Here again, the Royals make an appearance, this time as the playoff contender with the third-biggest positive road-to-home split. Kansas City sits at 42-32 (.568) on the road this season vs. 40-35 (.533) at home, a gap of .035. The Royals are battling for their playoff lives, holding a two-game lead in the race for the second wild-card spot — not counting a soon-to-be-completed suspended game in which they trailed 4-2 in the 10th inning before rain pushed the game’s end to Sept. 22. That means if the playoffs were to start today, Kansas City would travel to Oakland for a one-game playoff. With veteran ace James Shields potentially getting the call for that game,3 the A’s limping to the finish line, and KC being tough on the road, that could be a favorable matchup for the Royals.

Bachelor No. 2 is the Los Angeles Dodgers. They own the best road record in the National League, a stellar 46-29 (.613), but a more modest home record of 40-35 (.533) — a gap of .080. The Dodgers sit just a half-game behind the Washington Nationals for best overall record in the NL, meaning they have a chance to secure home-field advantage until the World Series. On one hand, this would lessen the importance of being world-beaters on the road. On the other, having an unusually strong road record in the regular season correlates to overall success in the playoffs, not just road playoff success.

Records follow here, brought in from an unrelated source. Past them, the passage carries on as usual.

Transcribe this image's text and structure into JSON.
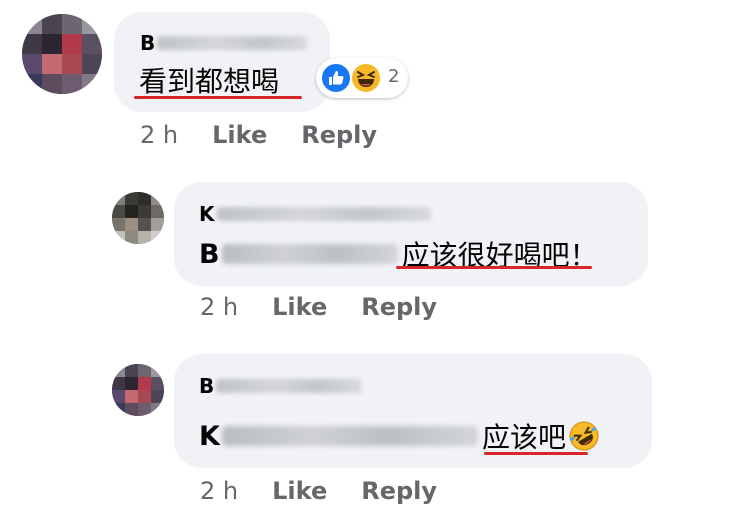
{
  "comments": [
    {
      "author_initial": "B",
      "text": "看到都想喝",
      "reactions": {
        "icons": [
          "like-icon",
          "haha-icon"
        ],
        "count": "2"
      },
      "time": "2 h",
      "like_label": "Like",
      "reply_label": "Reply"
    },
    {
      "author_initial": "K",
      "mention_initial": "B",
      "text": "应该很好喝吧！",
      "time": "2 h",
      "like_label": "Like",
      "reply_label": "Reply"
    },
    {
      "author_initial": "B",
      "mention_initial": "K",
      "text": "应该吧",
      "emoji": "rolling-on-floor-laughing-emoji",
      "time": "2 h",
      "like_label": "Like",
      "reply_label": "Reply"
    }
  ],
  "colors": {
    "bubble": "#f0f2f5",
    "meta_text": "#65676b",
    "underline": "#d9262b",
    "like_blue": "#1877f2",
    "haha_yellow": "#f7b928"
  }
}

But the most intriguing sleeper might be the Seattle Mariners. The Mariners own the best road record in the American League, a gaudy 42-29 (.592), but just a 38-40 (.487) mark at home — a huge gap of .105 that would be the fourth-largest for any playoff team in the past 45 years. The Mariners are the team on the Royals’ heels. They have a killer one-two starting pitcher combination of Felix Hernandez and Hisashi Iwakuma,4 potentially setting up Iwakuma to start a one-game playoff on the road (assuming the schedule holds and King Felix starts the final game of the regular season). They also face a remaining schedule that could bode well in their quest to crash the postseason dance: a tough four-game set in Anaheim, then three against a weak Houston Astros team, four against a Toronto Blue Jays team that will probably be eliminated by then, and three final games against the Halos — who will almost certainly have clinched the AL West, setting up a potentially easy series against second-string talent while the Angels’ stars rest. And more than any other team, Seattle won’t bat an eyelash at the severe home/road split left in these final two weeks; 10 games on the road vs. just three remaining at home could work out great for the Mariners’ playoff hopes.

So, keep an eye on these road warriors as the regular season enters its home stretch. If history is any guide, they might surprise in the playoffs … assuming they get that far.

Footnotes

  1. To be more precise, 2.9 percent.

  2. Compared to 53.9 percent for regular-season games during that period.

  3. Depending on how the schedule plays out and if the Royals juggle their rotation.

  4. Granted, Iwakuma has slowed down in his past few starts, including a rough outing Monday in which he allowed four runs in just 4.1 innings.

Jonah Keri is a staff writer for Grantland and a contributor to FiveThirtyEight. His book “The Extra 2%: How Wall Street Strategies Took a Major League Baseball Team From Worst to First” is a New York Times best seller. The paperback edition of his new book “Up, Up, and Away,” on the history of the Montreal Expos, comes out 3/3/15 and is now available for preorder.

Neil Paine is a senior sportswriter for FiveThirtyEight.

Comments